  1. Jason Williams says:

    Nice write up, I also wrote about the NFL’s marketing image as far as corporate social responsibility and brand image. It is interesting how several of the most iconic brands around the globe have all had their issues. Nike with the sweat shop issues, Exxon and BP with oil spills, McDonald’s high calorie – fake food issues, Coca-Cola using cocaine in their soda’s and several others.

    I think the popularity of these brands before is what helps save them in the end. Like you pointed out, the NFL is fully integrated and even though it’s viewership is often male dominated, this has been changing over the last few years. This is why it was important for them to move swiftly on the domestic violence issues. They cannot afford to lose the newly acquired interest of women.

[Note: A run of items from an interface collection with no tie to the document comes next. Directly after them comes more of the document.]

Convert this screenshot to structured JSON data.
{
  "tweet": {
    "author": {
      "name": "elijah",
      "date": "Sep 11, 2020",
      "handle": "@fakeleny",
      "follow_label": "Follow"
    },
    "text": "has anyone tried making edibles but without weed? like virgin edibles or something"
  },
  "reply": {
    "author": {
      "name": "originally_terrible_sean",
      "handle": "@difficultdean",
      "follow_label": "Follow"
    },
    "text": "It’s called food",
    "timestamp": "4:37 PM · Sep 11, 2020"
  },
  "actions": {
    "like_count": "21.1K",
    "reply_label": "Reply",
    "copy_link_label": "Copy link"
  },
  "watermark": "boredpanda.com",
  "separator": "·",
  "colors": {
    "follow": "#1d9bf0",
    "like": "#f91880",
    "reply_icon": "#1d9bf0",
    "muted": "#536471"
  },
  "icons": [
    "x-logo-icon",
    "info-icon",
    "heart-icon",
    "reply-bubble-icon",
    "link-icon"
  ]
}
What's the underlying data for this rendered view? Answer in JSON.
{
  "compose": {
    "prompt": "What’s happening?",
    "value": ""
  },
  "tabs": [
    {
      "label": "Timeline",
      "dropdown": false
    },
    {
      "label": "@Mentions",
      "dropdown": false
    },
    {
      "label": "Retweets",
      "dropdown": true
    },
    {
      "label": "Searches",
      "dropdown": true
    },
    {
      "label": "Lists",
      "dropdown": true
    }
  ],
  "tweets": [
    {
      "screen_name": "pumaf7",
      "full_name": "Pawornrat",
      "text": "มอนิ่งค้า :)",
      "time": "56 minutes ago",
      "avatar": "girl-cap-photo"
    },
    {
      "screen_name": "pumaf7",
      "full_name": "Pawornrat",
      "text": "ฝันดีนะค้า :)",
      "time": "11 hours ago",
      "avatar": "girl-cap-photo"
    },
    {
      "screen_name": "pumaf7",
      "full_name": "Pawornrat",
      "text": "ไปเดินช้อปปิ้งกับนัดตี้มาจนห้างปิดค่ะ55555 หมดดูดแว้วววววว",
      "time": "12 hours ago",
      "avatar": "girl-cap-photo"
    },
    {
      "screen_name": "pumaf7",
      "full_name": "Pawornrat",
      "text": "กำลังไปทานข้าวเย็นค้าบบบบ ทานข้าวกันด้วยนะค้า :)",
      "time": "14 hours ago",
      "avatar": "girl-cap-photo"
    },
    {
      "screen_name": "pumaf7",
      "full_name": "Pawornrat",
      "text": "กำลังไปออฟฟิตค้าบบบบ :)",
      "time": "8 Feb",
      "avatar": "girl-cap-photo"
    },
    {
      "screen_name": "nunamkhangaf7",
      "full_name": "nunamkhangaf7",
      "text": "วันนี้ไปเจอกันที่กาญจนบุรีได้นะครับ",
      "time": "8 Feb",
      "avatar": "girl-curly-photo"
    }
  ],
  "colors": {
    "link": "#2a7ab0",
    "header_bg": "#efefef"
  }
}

    In the end, people are interested in watching or attending the games and this keeps companies interested in using the NFL to market their products. Corporations are looking to use their money and resources in the most effective way to reach the largest audience at once. Big sporting events such as the NFL, World Cup, NBA and others attract millions of viewers. As long as their popularity is high, marketers will always see their events as a way to reach the largest audience possible.

  2. Kelly says:

    Hi Gustavo,

    Great post! As a diehard NFL fan, I am always tuning in to watch the games. You bring up an excellent point about the level of integration the NFL has incorporated in its marketing strategies. Despite the league’s negative media attention due to cases such as Ray Rice’s incident of misconduct, the deflategate scandal and Adrian Peterson’s suspension, the NFL has remained highly profitable. As I was deconstructing the NFL’s response to Ray Rice’s wrongdoing, I discovered just how important the NFL’s marketing campaigns are. I found it quite interesting that despite the organization’s high profitability, the NFL is actually considered a tax-exempt trade association (Dosh, 2013). With many high-profile partners and sponsors, the NFL has an increased responsibility to uphold ethical standards. During the controversy surrounding how Commissioner Roger Goodell and the NFL handled the Ray Rice situation, several of the organization’s partners and sponsors began to rethink their relationship.

    However, Crest was the only sponsor that actually cut ties with the league following Ray Rice’s incident. The NFL has managed to retain the majority of its partners and sponsorships, due in part to its public relations efforts. The NFL has maintained its commitment against domestic violence, sexual abuse, and all other wrongdoings by revamping its New Personal Player Conduct Policy. As you stated, marketing and promotional efforts will continue to grow as organizations attach to the NFL brand.

    References:

    Dosh, K. (2013, June 6). Examining NFL’s tax-exempt status. Retrieved from http://espn.go.com/nfl/story/_/id/9342479/examining-nfl-tax-exempt-status-challenged-us-senator-tom-coburn

    Reuters, J.S. (2014, September 24). NFL sponsors should cut ties over scandals poll says. Retrieved from http://www.reviewjournal.com/sports/sideline/nfl-sponsors-should-cut-ties-over-scandals-poll-says

  3. Samantha says:

    Really great blog post, and you’re absolutely right. It really is amazing how the NFL manages to keep its image despite the PR disasters it has gone through and are still going through currently. They have an amazing marketing strategy with everything integrated successfully – television commercials, print, social media, merchandise, etc.

    I think what I’m most surprised about is how the NFL has survived all of this given the public’s (particularly the most recent generation’s) moral compass. Corporate social responsibility is extremely important in today’s society, but it doesn’t seem to have affected the larger brands such as NFL. You’re right – why should marketers care if the brand isn’t losing sponsors?